◆ **Entries supplied**

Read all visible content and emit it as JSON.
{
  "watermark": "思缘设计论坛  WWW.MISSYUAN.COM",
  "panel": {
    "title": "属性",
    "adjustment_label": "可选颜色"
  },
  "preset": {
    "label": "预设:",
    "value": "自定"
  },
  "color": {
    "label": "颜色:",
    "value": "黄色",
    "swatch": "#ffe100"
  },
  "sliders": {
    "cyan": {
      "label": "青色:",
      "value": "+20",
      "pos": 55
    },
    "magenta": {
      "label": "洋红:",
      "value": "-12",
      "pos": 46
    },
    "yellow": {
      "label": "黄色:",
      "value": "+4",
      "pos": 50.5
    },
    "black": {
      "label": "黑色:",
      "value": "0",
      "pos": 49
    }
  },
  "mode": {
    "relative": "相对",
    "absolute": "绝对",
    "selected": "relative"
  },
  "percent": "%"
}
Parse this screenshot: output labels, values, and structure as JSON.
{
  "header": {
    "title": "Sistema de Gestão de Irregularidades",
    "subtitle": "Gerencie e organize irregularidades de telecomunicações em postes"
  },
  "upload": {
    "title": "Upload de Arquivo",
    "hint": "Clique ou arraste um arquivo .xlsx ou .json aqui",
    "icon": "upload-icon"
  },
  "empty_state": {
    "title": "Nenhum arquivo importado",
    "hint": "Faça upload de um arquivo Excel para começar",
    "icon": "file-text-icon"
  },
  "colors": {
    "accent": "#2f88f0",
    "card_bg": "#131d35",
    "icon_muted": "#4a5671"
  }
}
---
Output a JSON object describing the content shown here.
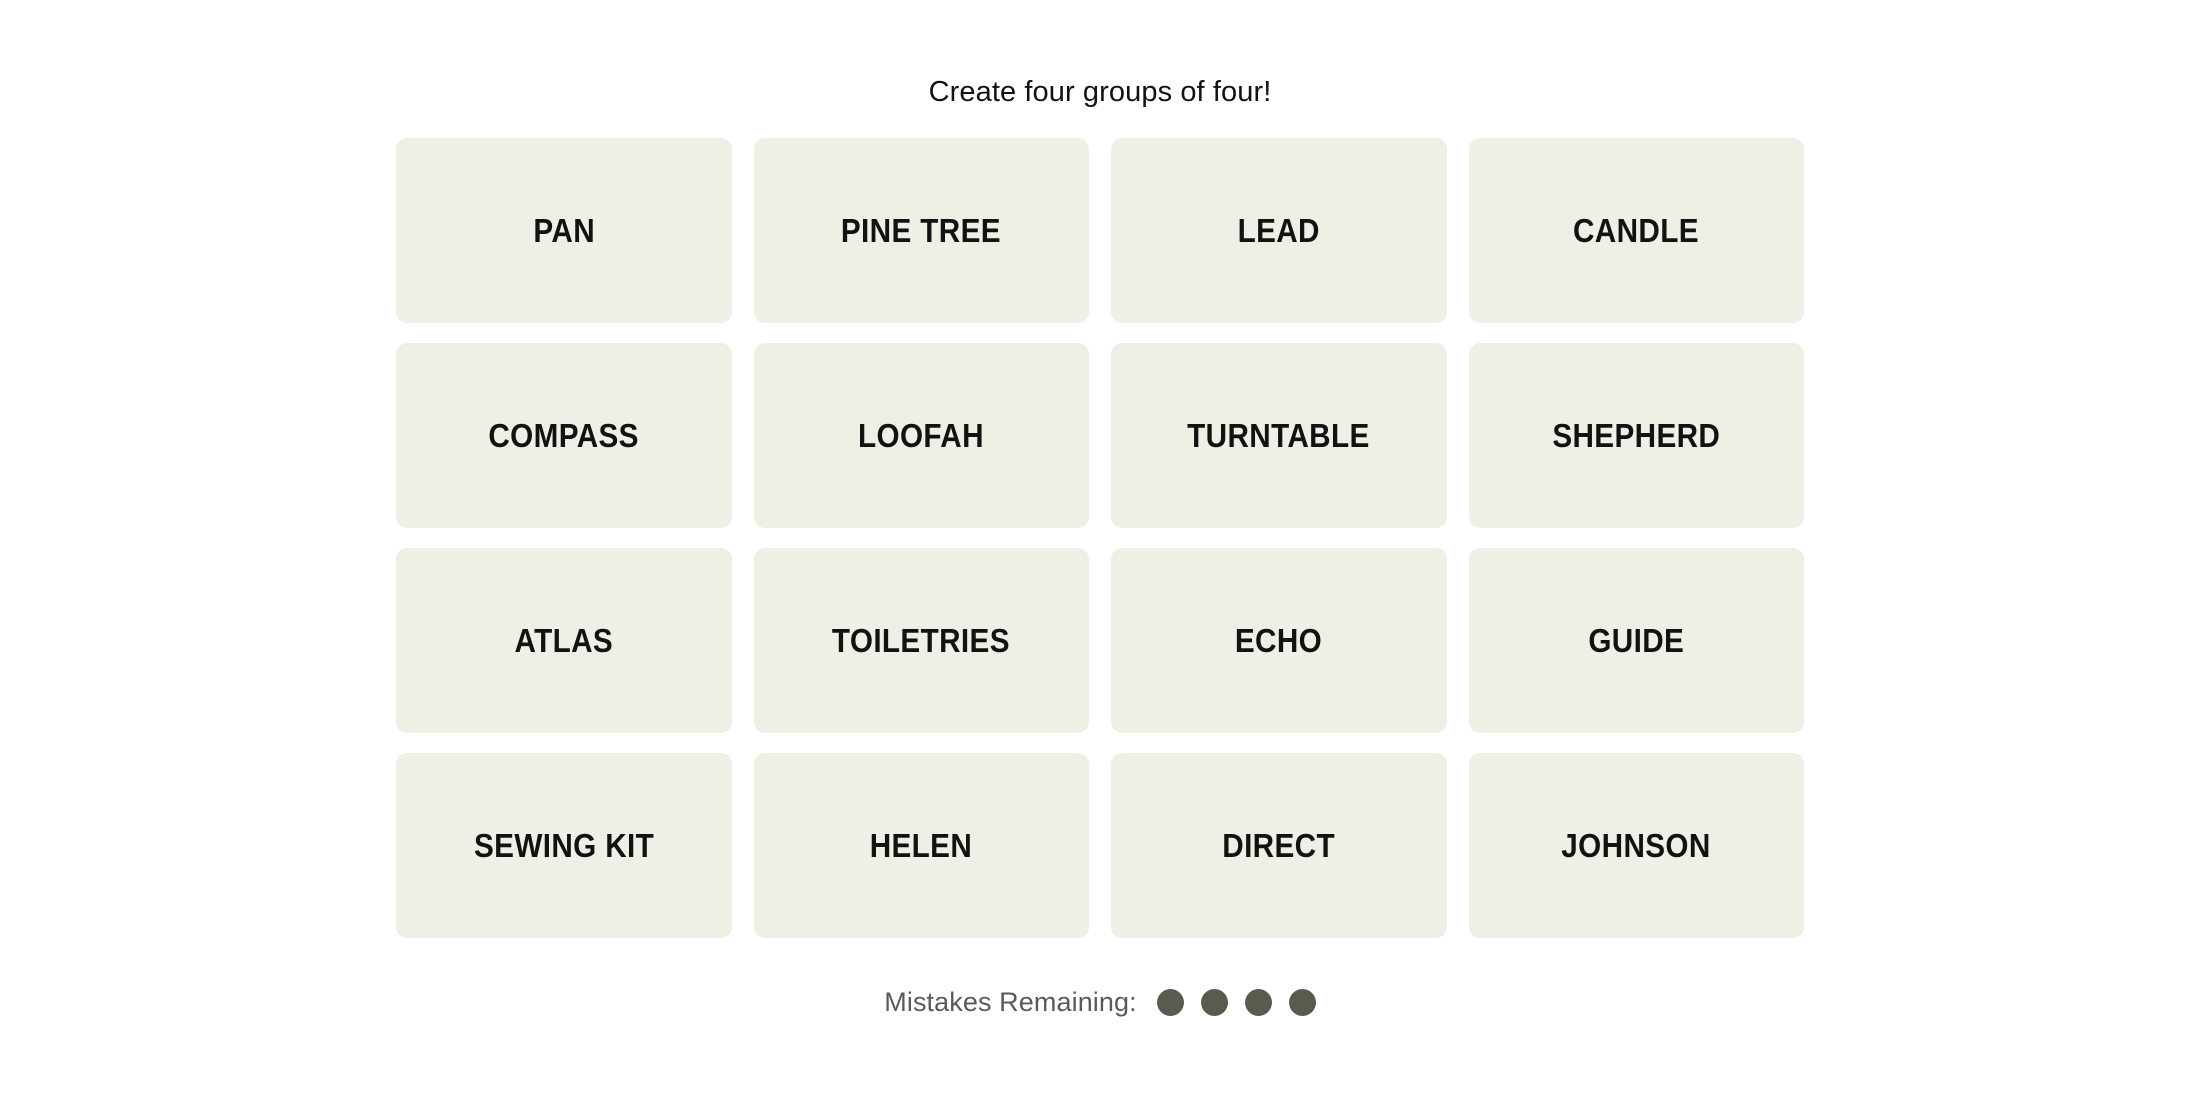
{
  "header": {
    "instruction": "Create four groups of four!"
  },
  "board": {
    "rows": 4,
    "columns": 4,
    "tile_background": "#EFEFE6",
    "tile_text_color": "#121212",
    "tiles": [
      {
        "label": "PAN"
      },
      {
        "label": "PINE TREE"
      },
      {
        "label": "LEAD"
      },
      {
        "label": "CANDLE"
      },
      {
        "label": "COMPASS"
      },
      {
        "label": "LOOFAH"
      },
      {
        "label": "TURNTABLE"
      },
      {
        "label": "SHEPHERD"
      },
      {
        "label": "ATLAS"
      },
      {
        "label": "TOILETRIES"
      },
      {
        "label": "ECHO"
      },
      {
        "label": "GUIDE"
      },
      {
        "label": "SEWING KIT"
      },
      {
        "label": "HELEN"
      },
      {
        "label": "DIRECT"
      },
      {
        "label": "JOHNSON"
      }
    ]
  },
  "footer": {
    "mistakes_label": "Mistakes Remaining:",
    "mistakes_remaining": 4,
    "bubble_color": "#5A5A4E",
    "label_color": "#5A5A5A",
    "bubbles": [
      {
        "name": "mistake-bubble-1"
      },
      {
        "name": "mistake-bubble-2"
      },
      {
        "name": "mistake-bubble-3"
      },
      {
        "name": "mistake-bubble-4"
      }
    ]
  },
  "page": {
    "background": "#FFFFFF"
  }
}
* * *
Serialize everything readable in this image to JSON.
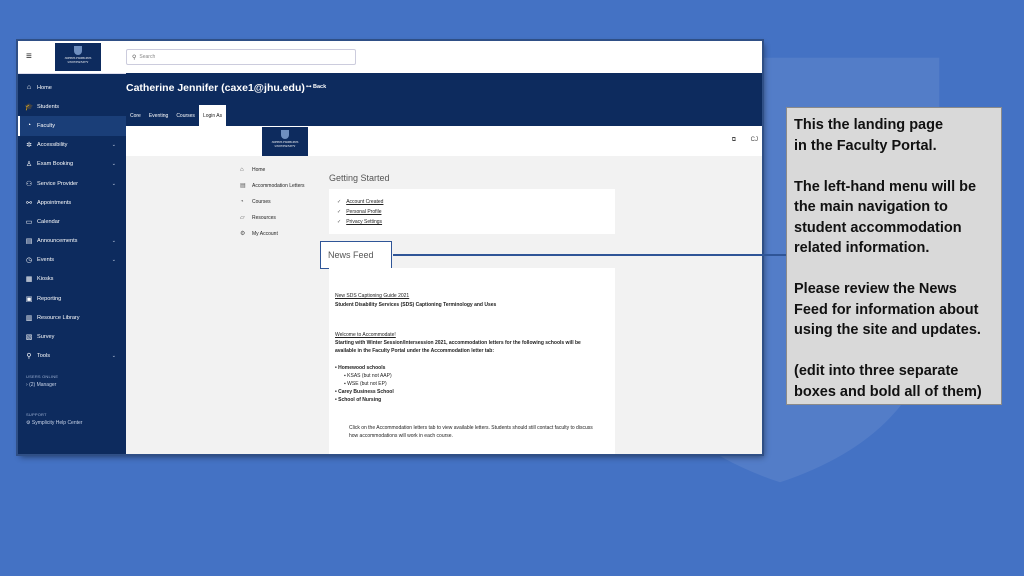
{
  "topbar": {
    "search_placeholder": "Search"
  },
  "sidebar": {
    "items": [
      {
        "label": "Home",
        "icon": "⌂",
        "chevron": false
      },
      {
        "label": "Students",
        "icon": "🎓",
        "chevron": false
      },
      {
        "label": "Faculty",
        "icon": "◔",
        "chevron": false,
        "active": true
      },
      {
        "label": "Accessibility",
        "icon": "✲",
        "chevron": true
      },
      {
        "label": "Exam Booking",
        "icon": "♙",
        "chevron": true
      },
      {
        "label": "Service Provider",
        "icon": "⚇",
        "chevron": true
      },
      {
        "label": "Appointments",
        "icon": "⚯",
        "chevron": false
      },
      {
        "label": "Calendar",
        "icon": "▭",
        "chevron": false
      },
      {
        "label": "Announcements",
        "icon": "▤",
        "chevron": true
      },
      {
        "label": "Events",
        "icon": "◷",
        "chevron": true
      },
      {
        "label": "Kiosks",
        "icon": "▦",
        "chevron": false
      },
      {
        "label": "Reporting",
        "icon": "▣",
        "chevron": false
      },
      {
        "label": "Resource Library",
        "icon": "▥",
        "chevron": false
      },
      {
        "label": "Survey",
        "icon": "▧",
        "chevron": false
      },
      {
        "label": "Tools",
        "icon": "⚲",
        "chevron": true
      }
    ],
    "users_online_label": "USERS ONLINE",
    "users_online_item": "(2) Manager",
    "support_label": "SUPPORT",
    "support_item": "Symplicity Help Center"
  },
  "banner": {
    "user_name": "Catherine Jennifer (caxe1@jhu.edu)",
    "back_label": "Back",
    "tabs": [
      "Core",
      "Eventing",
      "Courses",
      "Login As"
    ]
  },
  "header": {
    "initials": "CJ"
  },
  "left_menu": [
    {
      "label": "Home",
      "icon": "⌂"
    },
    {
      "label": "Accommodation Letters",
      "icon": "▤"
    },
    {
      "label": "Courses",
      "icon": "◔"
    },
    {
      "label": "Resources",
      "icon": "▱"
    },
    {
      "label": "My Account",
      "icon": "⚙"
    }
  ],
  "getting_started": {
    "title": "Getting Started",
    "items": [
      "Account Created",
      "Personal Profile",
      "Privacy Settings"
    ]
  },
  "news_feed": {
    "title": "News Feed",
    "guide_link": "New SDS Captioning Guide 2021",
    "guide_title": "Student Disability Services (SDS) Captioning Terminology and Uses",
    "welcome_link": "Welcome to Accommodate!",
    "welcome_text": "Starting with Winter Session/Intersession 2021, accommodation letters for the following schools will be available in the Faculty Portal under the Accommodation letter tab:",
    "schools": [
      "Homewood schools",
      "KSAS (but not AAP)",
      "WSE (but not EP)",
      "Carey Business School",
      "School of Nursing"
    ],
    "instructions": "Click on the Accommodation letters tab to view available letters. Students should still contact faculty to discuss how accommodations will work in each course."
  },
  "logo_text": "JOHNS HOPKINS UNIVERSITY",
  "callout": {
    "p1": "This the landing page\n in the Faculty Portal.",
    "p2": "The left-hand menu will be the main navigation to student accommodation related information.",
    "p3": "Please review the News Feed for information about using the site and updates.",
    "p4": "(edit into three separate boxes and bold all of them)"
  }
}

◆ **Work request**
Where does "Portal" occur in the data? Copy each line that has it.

◆ **Exercise output**
    "welcome_text": "Starting with Winter Session/Intersession 2021, accommodation letters for the following schools will be available in the Faculty Portal under the Accommodation letter tab:",
    "p1": "This the landing page\n in the Faculty Portal.",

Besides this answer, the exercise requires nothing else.